- To do -
Please copy each line from the entries that contains the string "this".

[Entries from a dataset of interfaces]
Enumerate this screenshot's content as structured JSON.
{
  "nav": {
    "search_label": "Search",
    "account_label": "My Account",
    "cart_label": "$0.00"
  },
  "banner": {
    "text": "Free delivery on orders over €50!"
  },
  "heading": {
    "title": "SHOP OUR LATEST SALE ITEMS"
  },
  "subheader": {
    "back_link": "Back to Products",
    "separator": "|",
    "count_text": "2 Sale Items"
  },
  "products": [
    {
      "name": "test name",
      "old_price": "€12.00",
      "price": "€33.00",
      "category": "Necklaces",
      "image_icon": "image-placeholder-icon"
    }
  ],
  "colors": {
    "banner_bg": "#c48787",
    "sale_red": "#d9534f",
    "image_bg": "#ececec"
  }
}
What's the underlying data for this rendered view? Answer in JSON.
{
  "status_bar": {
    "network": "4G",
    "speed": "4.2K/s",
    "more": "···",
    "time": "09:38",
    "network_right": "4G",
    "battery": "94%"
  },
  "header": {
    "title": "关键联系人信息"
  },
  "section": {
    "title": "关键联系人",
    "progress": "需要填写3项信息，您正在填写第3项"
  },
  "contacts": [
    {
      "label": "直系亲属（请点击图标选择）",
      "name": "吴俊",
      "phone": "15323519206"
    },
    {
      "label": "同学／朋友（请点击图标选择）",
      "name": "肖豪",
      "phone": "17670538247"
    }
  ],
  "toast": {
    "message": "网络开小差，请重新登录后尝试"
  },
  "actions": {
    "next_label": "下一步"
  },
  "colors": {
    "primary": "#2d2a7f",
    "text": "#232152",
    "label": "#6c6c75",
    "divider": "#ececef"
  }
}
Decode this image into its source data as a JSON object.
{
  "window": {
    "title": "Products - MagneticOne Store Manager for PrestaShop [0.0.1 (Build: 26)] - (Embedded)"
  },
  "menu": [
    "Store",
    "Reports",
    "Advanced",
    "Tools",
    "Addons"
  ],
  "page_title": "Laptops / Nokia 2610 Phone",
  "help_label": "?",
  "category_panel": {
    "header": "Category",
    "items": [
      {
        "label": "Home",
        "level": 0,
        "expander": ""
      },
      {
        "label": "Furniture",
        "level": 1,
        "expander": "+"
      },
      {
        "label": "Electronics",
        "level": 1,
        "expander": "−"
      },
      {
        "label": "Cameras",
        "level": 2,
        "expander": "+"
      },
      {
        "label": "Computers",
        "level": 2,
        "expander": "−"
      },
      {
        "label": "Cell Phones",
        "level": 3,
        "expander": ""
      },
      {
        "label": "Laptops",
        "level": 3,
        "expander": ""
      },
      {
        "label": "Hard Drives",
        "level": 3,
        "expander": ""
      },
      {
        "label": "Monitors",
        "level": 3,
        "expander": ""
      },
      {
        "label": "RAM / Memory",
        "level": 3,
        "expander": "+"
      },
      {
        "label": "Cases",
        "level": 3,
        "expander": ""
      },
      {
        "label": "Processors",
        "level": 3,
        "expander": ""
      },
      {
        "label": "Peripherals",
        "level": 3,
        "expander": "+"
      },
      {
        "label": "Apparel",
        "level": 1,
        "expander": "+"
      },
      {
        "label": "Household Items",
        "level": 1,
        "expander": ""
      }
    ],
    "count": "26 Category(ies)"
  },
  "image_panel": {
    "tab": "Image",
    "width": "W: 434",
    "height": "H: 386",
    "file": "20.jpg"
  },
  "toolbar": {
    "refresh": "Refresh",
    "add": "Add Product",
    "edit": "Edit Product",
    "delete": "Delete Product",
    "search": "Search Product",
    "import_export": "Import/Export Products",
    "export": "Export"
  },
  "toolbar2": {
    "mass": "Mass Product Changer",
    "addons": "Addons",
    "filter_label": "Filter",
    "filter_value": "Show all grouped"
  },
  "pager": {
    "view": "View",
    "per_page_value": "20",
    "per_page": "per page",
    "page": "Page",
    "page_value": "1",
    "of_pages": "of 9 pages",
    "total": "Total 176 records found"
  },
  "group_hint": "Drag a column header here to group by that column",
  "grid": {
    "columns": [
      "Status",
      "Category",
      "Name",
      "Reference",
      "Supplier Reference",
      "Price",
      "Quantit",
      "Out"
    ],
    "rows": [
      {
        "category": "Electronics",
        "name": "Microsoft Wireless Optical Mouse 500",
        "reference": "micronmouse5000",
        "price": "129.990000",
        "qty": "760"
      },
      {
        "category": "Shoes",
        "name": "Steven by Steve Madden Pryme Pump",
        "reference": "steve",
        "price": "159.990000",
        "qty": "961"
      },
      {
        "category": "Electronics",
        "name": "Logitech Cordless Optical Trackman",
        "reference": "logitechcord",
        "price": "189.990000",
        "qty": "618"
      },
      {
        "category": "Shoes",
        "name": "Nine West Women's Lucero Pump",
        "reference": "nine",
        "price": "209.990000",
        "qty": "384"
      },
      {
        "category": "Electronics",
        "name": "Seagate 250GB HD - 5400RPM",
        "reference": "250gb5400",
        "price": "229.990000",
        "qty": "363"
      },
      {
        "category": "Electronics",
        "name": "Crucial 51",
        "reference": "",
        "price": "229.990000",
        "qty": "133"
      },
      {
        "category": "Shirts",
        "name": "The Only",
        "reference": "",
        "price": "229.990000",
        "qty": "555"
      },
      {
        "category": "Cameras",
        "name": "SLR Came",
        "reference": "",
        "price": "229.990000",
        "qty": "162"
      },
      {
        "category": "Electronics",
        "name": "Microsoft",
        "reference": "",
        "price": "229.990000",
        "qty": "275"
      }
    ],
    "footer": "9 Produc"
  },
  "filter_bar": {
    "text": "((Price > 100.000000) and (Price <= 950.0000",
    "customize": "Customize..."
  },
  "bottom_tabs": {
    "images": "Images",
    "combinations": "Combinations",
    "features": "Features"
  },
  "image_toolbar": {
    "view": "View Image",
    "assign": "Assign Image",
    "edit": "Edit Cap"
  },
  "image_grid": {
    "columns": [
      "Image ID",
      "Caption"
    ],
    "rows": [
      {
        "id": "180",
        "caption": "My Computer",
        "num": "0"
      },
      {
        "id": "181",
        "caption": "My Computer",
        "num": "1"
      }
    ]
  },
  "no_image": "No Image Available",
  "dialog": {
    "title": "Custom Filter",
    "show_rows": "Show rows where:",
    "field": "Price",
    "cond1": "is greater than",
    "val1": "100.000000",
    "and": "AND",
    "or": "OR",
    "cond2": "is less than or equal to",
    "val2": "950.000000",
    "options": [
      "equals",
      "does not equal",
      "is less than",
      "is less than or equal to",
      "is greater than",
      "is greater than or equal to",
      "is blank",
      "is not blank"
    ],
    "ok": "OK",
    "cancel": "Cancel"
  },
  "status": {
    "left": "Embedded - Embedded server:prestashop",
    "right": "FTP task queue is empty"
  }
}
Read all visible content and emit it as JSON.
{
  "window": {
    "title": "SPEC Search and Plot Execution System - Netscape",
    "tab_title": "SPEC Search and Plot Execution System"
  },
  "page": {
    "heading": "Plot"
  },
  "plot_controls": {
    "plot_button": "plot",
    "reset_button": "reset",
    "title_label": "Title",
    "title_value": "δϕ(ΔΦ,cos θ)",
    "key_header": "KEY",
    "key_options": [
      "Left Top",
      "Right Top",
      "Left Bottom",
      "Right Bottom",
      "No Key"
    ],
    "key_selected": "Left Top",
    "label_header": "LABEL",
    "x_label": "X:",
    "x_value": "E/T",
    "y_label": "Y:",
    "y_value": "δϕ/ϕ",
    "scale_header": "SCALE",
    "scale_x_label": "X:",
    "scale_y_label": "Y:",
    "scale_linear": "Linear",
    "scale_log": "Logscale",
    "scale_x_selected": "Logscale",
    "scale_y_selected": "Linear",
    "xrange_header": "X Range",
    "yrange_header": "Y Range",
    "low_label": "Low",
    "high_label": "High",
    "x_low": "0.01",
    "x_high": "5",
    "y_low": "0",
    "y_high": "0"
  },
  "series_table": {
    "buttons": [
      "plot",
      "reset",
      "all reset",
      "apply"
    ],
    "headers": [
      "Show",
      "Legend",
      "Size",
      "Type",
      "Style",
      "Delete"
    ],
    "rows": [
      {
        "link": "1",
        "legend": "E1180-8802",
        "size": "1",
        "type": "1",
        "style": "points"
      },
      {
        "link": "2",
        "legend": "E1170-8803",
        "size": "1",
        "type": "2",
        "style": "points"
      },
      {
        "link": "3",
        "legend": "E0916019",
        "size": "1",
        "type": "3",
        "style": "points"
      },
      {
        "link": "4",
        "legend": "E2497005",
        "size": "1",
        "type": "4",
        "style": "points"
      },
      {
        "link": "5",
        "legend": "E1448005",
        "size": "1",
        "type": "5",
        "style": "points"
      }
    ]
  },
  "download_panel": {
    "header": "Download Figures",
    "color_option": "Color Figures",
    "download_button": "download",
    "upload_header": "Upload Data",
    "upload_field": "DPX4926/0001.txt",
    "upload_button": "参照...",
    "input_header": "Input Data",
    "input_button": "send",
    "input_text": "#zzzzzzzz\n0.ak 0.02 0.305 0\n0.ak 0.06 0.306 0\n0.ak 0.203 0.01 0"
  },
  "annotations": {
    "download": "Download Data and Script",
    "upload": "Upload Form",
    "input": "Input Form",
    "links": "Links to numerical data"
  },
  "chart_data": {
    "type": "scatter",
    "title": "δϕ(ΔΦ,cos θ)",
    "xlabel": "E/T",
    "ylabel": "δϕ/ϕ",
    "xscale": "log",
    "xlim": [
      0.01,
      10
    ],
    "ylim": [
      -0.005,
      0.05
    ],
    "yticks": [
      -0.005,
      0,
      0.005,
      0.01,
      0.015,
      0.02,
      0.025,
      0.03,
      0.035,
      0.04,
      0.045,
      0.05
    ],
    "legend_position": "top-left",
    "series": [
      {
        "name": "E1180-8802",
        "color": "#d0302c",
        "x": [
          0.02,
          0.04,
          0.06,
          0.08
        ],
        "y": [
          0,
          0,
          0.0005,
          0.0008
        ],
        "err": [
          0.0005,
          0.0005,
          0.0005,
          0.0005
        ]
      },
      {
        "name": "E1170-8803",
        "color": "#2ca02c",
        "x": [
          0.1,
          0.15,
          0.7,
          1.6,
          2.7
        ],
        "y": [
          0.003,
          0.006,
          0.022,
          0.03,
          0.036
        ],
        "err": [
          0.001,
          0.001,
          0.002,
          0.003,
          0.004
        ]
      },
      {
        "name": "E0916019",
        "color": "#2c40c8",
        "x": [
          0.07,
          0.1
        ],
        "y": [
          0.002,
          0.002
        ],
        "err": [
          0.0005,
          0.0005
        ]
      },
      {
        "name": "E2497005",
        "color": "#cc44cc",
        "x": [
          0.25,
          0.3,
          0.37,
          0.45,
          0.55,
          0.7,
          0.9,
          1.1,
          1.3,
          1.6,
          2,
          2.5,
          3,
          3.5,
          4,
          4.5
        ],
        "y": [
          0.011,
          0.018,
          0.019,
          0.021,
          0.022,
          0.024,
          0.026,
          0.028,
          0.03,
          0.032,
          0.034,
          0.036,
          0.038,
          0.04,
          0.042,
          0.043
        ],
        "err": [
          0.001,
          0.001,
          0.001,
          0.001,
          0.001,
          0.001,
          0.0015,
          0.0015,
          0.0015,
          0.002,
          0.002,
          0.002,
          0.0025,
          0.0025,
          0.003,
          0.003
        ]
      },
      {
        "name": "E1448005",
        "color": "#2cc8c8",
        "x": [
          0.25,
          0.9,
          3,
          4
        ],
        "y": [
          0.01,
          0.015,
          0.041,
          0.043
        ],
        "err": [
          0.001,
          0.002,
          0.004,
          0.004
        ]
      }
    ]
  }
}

- Answer section -
Enumerate this screenshot's content as structured JSON.
What's the underlying data for this rendered view? Answer in JSON.
Decode this image into its source data as a JSON object.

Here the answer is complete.